So the relocated asphalt plant is to be required to meet the provisions of the B.C. Clean Air Act. A most admirable objective.
Regrettably, the chances of a small batching plant, running intermittently, containing its emissions to the standards necessary for operation next door to a residential area are slim. It's technologically possible, of course. In Europe, multinational companies operate chemical plants of various types in the most unlikely places and I'd bet that in most cases, little chemical or particulate matter would be detectable anywhere outside the perimeter fence. But control of emissions is a highly demanding business. The technological, financial and operational resources needed are extensive. Large chemical multinationals can theoretically do the job. The hurdles faced by small operators trying to achieve the same results are frequently insurmountable. Their pockets are simply not deep enough and the exercise becomes un-economic.
I don't want to get into the nitty gritty of who said what and when, but it is abundantly clear that the local bureaucracy has not covered itself in glory on this occasion. And it is a pity that the reaction of senior officials, as publicly reported, has been to tough it out. A modest mea culpa would have been more appropriate. Nonetheless, the bottom line is quite clear. A residential suburb has been created. This land use is quite incompatible with adjacent operation of an asphalt batching plant. The plant will have to go. The only issue is how and when. Or rather, how and how soon. The RMOW would be well advised to focus its collective intellect on the inevitable solution.

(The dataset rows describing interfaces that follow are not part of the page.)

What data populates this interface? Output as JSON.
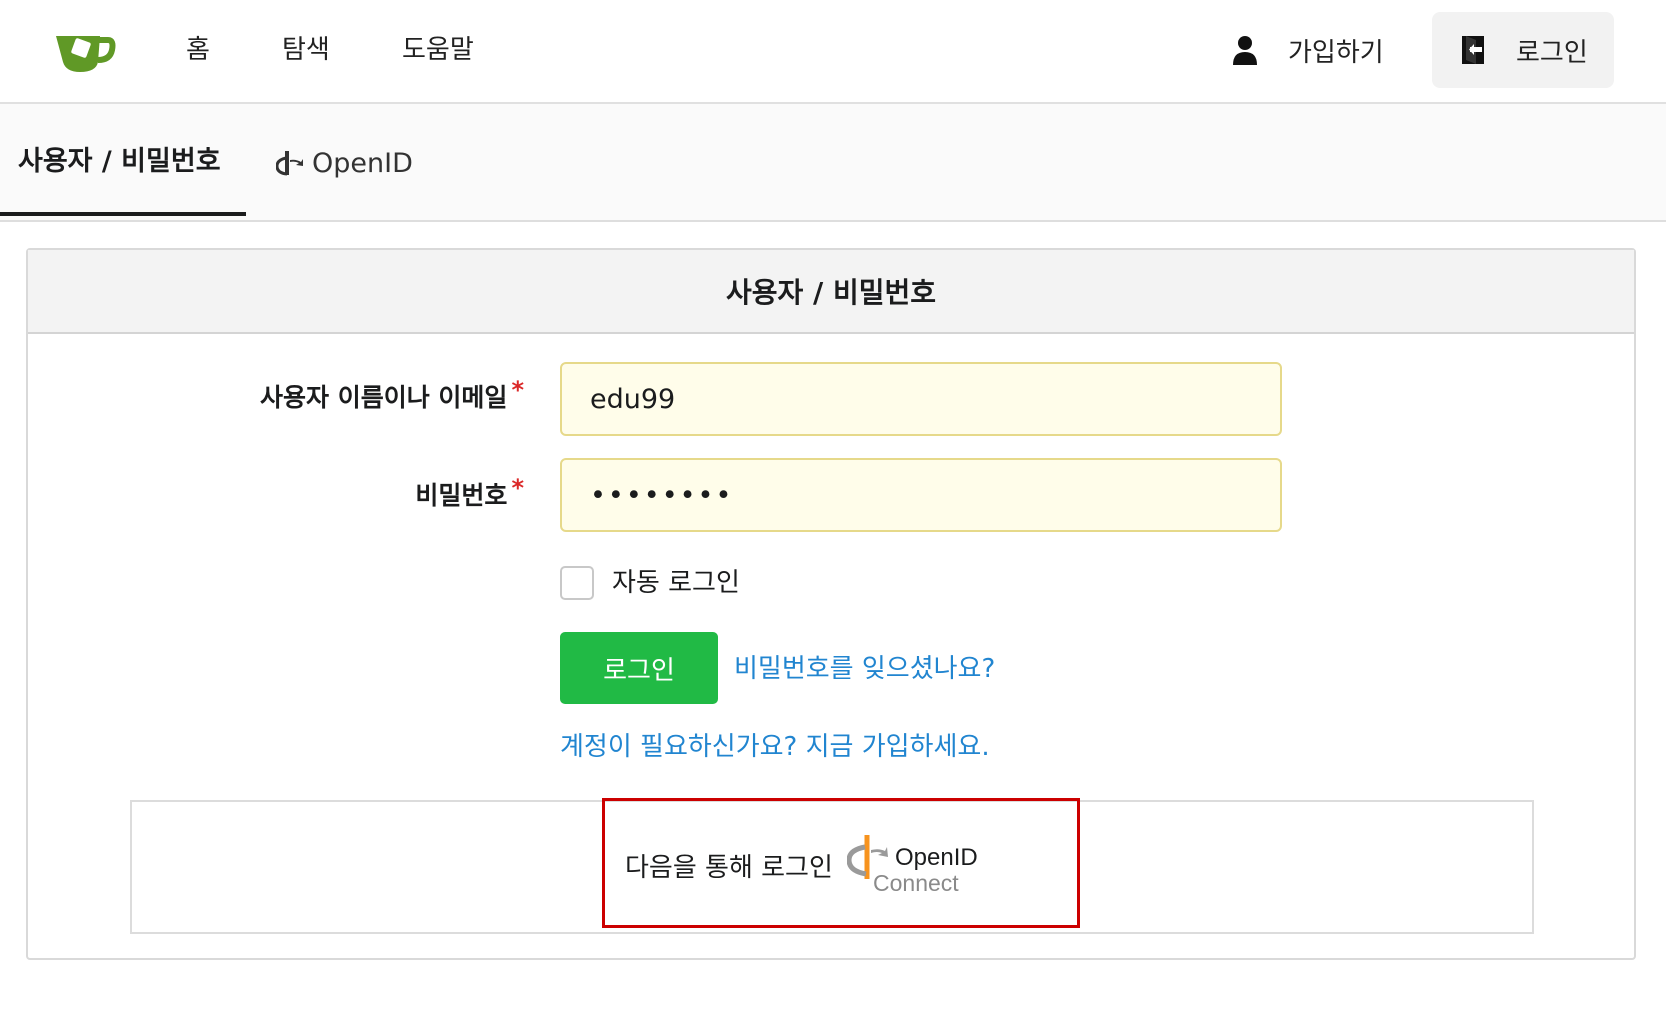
{
  "nav": {
    "home": "홈",
    "explore": "탐색",
    "help": "도움말",
    "register": "가입하기",
    "signin": "로그인"
  },
  "tabs": [
    {
      "label": "사용자 / 비밀번호",
      "active": true
    },
    {
      "label": "OpenID",
      "active": false
    }
  ],
  "card": {
    "title": "사용자 / 비밀번호",
    "username_label": "사용자 이름이나 이메일",
    "username_value": "edu99",
    "password_label": "비밀번호",
    "password_value": "••••••••",
    "required_mark": "*",
    "remember_label": "자동 로그인",
    "remember_checked": false,
    "login_button": "로그인",
    "forgot_link": "비밀번호를 잊으셨나요?",
    "register_link": "계정이 필요하신가요? 지금 가입하세요."
  },
  "oauth": {
    "text": "다음을 통해 로그인",
    "provider_title": "OpenID",
    "provider_subtitle": "Connect",
    "highlighted": true
  },
  "colors": {
    "accent_green": "#21ba45",
    "link_blue": "#2185d0",
    "logo_green": "#609926",
    "required_red": "#db2828",
    "highlight_red": "#cc0000",
    "input_bg": "#fffdea",
    "openid_orange": "#f7931e"
  },
  "icons": {
    "logo": "gitea-teacup-icon",
    "register": "user-icon",
    "signin": "sign-in-door-icon",
    "openid_tab": "openid-icon",
    "oauth_provider": "openid-connect-logo-icon"
  }
}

From a future Cheakamus resident: STOP complaining!
My husband and I have been lucky enough to purchase a home in the Cheakamus Crossing community. We realize how lucky we are. We'll be living in one of the most beautiful places in Canada, have access to some of the best recreational activities, and in my eyes our very own luxury condo. All of this at a fair and reasonable price.
We've been given an amazing gift and we're truly thankful! I'd like to think everyone felt this way but all we seem to hear is whining and complaining about the asphalt plant. It was there long before the neighbourhood was built and we all knew about it when we signed the papers and if you didn't, well then you didn't read the contract before signing and you have no one to blame but yourselves.
Stop and look around you. You live in Whistler! WHISTLER! People from all over the world pay thousands of dollars to visit this beautiful place and you're lucky enough to not only call it home but purchase a home here.